Williams feels safest carrying a gun at all times on her property. “They’re breaking into homes, breaking down fences … other states don’t really see what we’re going through.”

Gonzales, whose campaign advertises his endorsement from the union representing U.S. Border Patrol agents, has stood by his vote against the House Republicans’ border bill, which he argued would close the door to asylum seekers. Gonzales called the bill — spearheaded by another Texan, hard-liner Chip Roy — “un-Christian” and “anti-immigrant” in its approach to securing the border with Mexico.

Herrera, meanwhile, is a Second Amendment absolutist and is clear about where he stands on tactics to secure the border and pare back immigration. He says he’ll “block any spending bills that do not include finishing the wall, returning to the ‘Remain in Mexico’ policy, and ending the phony asylum claim racket.”

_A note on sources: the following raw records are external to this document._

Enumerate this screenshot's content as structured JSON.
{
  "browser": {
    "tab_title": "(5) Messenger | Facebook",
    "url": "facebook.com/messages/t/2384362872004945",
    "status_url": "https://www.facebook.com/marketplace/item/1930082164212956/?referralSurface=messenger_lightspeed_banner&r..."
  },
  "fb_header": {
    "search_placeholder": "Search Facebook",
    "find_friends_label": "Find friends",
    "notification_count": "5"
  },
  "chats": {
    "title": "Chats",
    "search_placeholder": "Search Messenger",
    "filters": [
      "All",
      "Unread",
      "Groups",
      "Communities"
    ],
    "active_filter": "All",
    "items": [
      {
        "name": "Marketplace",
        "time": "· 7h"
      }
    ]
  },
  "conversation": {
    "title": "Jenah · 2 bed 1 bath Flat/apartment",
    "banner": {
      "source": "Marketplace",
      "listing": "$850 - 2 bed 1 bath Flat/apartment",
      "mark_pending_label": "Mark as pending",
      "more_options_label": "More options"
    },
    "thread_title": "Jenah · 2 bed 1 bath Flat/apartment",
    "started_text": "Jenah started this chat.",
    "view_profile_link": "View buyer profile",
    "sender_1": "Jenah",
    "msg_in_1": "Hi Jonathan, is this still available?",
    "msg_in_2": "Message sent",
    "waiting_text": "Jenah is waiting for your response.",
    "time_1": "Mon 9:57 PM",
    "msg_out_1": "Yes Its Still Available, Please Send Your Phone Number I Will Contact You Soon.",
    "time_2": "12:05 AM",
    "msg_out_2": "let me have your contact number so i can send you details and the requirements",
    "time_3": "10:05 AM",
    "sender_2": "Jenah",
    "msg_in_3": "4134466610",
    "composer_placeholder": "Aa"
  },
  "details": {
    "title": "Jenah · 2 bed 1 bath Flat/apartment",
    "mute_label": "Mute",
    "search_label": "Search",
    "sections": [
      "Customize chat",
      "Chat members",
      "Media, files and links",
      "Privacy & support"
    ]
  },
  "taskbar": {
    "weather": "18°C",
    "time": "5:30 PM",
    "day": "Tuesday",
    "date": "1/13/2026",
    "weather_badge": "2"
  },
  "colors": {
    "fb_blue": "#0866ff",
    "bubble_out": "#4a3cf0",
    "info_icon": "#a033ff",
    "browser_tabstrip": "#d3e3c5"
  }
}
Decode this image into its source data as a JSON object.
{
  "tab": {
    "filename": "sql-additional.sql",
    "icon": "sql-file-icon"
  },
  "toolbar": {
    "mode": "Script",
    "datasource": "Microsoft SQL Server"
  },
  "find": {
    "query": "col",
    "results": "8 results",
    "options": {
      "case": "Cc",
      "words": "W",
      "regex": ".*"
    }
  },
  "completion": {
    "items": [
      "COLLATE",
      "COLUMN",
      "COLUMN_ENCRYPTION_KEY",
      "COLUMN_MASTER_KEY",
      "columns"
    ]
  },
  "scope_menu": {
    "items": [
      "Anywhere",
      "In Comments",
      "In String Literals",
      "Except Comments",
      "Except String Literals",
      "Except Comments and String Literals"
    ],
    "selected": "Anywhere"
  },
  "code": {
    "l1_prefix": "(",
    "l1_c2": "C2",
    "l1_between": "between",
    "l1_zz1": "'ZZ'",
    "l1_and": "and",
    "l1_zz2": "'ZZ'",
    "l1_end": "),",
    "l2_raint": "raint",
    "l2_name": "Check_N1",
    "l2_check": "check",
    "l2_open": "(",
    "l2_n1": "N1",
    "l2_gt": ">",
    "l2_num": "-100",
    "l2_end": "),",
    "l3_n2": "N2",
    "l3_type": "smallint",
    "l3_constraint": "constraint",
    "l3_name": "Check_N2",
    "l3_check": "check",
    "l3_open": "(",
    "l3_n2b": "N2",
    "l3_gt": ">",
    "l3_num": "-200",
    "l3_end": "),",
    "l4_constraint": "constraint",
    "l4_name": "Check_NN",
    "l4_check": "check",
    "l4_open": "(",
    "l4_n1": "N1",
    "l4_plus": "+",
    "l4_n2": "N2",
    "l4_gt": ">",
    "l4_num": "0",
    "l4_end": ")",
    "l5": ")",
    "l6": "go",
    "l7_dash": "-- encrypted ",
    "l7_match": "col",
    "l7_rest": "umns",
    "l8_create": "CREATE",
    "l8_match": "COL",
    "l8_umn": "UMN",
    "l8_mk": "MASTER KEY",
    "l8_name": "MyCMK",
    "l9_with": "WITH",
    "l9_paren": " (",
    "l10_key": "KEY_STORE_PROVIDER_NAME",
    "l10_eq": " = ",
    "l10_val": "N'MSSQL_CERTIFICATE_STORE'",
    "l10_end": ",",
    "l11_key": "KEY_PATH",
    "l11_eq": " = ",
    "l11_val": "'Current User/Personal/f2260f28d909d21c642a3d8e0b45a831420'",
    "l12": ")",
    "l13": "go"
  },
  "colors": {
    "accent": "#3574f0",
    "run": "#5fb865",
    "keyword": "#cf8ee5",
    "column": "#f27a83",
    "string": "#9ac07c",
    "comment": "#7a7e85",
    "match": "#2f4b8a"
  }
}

At left, Brandon Herrera speaks with a supporter at San Antonio's Thirsty Horse Saloon. At right, Rep. Matt Gaetz of Florida (far right) mingles before the event at the bar.
At left, Brandon Herrera speaks with a supporter at San Antonio's Thirsty Horse Saloon. At right, Rep. Matt Gaetz of Florida (far right) mingles before the event at the bar. Liz Skalka/HuffPost

The few people I talked to at Herrera’s event before getting kicked out were generally familiar with the concept of a YouTuber but not Herrera’s content specifically.

Ben Taylor, a 71-year-old retiree, described it as “edgy” and “not always in the best taste” — and it’s easy to see how someone who is 71 wouldn’t necessarily be into a video of Herrera doing a parody of an Eminem song with other “guntubers” because he got kicked off Instagram or shooting an AR-50, which, to most of us, is just a very big gun.

Taylor was nonetheless disappointed with Gonzales and concerned about border security and the strain that an influx of new people will have on natural resources, especially the water supply. “I think it says something that someone my age is going to vote for Brandon over Tony,” he said.

Meanwhile, a 37-year-old voter named Preston, who didn’t want to share his last name, said he likes that Herrera, a Gen Zer, “isn’t fossilized.”

Herrera, ready after two minutes to boot-scoot himself away from our conversation, said it should tell the GOP establishment something that it’s been unable to blunt his momentum. 

“It’s not moving the needle the way they want it to, and people are sick of it,” he said, his yellow drink sweating in the midday Texas heat. “Money doesn’t have as much power in politics in the social media age as they would like.”